If we can experience this blessing that the Lord freely gives to each of us, we will be changed. We will be at peace with ourselves, whatever our limitations, because personal limitations are not personal sins. In our acceptance of ourselves and of the blessings of the Lord, we are changed. We no longer have to judge others and to seek to control relationships so that we gain something we feel we need from those relationships. This Lent our need is to not to judge and control others, but to rest in peace with Christ and thereby experience the blessings that God extends to all of us. If we can experience those blessings, we will be changed; and those around us will see that change in our behaviour, in our attitude toward ourselves and toward them. That is how our culture can change, too, because so many of us become confident that God is blessing us as Orthodox Christians, others reach out and seek that blessing, too.

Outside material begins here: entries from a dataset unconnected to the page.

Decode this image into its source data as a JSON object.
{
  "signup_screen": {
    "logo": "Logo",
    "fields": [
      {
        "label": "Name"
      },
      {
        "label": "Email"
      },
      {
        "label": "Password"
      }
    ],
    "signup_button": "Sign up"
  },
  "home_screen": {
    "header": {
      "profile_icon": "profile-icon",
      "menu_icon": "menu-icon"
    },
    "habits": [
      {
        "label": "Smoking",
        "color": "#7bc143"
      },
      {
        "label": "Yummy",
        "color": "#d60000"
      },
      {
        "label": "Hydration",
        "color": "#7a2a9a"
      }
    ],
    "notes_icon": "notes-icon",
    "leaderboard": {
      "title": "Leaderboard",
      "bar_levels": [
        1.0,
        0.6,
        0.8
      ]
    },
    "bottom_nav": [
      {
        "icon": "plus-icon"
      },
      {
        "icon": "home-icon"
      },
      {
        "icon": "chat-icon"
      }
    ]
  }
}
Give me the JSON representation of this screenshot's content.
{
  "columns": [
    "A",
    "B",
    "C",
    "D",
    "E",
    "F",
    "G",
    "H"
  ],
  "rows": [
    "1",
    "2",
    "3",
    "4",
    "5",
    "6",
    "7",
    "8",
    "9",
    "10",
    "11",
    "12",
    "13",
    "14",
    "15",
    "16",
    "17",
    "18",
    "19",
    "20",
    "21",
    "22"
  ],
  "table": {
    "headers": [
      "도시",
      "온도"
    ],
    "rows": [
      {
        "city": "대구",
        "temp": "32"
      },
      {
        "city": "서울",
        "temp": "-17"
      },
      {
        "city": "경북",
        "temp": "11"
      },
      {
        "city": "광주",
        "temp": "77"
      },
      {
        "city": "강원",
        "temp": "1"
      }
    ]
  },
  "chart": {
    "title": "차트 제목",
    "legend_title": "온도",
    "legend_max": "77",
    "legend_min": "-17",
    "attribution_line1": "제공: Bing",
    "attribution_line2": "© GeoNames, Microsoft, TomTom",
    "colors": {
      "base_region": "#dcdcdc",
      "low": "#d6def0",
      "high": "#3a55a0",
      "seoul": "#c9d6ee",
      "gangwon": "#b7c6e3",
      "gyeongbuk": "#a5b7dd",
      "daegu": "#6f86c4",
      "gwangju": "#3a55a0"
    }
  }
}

To conclude, we can change. At this time, we do not know precisely how we will change and what impact that change will have on ourselves, on others or on contemporary society. We do know that we begin to change by repenting of our past sins, known or unknown to us. In a very deep sense, each of us can listen to and hear the relevance to our lives not only of Nathan’s story to David, but of the Lord’s words to Moses as set out in the Septuagint translation of the book of Numbers , Chapter 6, Verses 22 to 27. In the second year after the Hebrews had left Egypt, roughly in 1,500 BC, in the wilderness, while living in the desert, Moses told Aaron that the Lord wanted to bless His people. Aaron then blessed all the Hebrews; and that blessing extends to us, whatever deserts we may be experiencing in our own lives. The words of that blessing have echoed through the centuries and remain fresh with each new day: “May the Lord bless you and keep you. May the Lord make His face shine upon you and show mercy to you; may the Lord lift up His face upon you and give you peace.” Amen.